[Dataset rows describing interfaces]
====================

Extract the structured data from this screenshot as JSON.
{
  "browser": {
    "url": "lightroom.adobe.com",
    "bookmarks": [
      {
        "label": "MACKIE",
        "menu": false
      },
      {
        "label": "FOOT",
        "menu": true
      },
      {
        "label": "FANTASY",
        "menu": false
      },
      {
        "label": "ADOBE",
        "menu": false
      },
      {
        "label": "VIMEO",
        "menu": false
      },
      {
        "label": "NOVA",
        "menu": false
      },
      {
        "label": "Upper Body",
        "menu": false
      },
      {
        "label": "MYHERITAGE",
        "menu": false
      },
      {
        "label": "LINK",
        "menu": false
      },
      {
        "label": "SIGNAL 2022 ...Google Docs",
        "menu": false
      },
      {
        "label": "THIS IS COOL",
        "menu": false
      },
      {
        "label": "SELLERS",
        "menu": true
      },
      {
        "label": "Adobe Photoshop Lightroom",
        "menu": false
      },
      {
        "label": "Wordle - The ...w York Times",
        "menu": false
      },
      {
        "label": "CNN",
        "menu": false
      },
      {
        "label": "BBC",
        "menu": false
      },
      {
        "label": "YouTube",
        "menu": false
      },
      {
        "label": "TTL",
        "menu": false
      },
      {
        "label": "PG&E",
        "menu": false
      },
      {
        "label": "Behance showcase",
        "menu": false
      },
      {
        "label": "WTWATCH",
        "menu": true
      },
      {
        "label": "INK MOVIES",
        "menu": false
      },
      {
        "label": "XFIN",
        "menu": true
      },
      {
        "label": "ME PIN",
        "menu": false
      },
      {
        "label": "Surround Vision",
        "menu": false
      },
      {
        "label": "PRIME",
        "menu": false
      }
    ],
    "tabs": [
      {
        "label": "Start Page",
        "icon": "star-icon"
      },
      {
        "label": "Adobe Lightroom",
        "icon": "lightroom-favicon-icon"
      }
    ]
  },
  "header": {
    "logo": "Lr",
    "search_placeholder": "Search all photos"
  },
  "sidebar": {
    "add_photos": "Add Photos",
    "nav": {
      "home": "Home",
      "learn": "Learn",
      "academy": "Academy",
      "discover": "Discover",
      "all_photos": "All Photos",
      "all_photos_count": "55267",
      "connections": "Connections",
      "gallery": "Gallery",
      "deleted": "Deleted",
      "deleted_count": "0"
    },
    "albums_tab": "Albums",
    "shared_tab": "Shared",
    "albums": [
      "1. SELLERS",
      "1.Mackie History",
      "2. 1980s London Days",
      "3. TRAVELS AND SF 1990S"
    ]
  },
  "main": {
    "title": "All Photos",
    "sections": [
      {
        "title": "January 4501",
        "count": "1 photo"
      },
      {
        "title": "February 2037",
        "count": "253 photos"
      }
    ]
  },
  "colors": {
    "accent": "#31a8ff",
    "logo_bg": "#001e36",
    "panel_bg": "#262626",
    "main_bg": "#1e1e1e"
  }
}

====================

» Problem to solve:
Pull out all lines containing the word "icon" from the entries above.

» Your solution:
        "icon": "star-icon"
        "icon": "lightroom-favicon-icon"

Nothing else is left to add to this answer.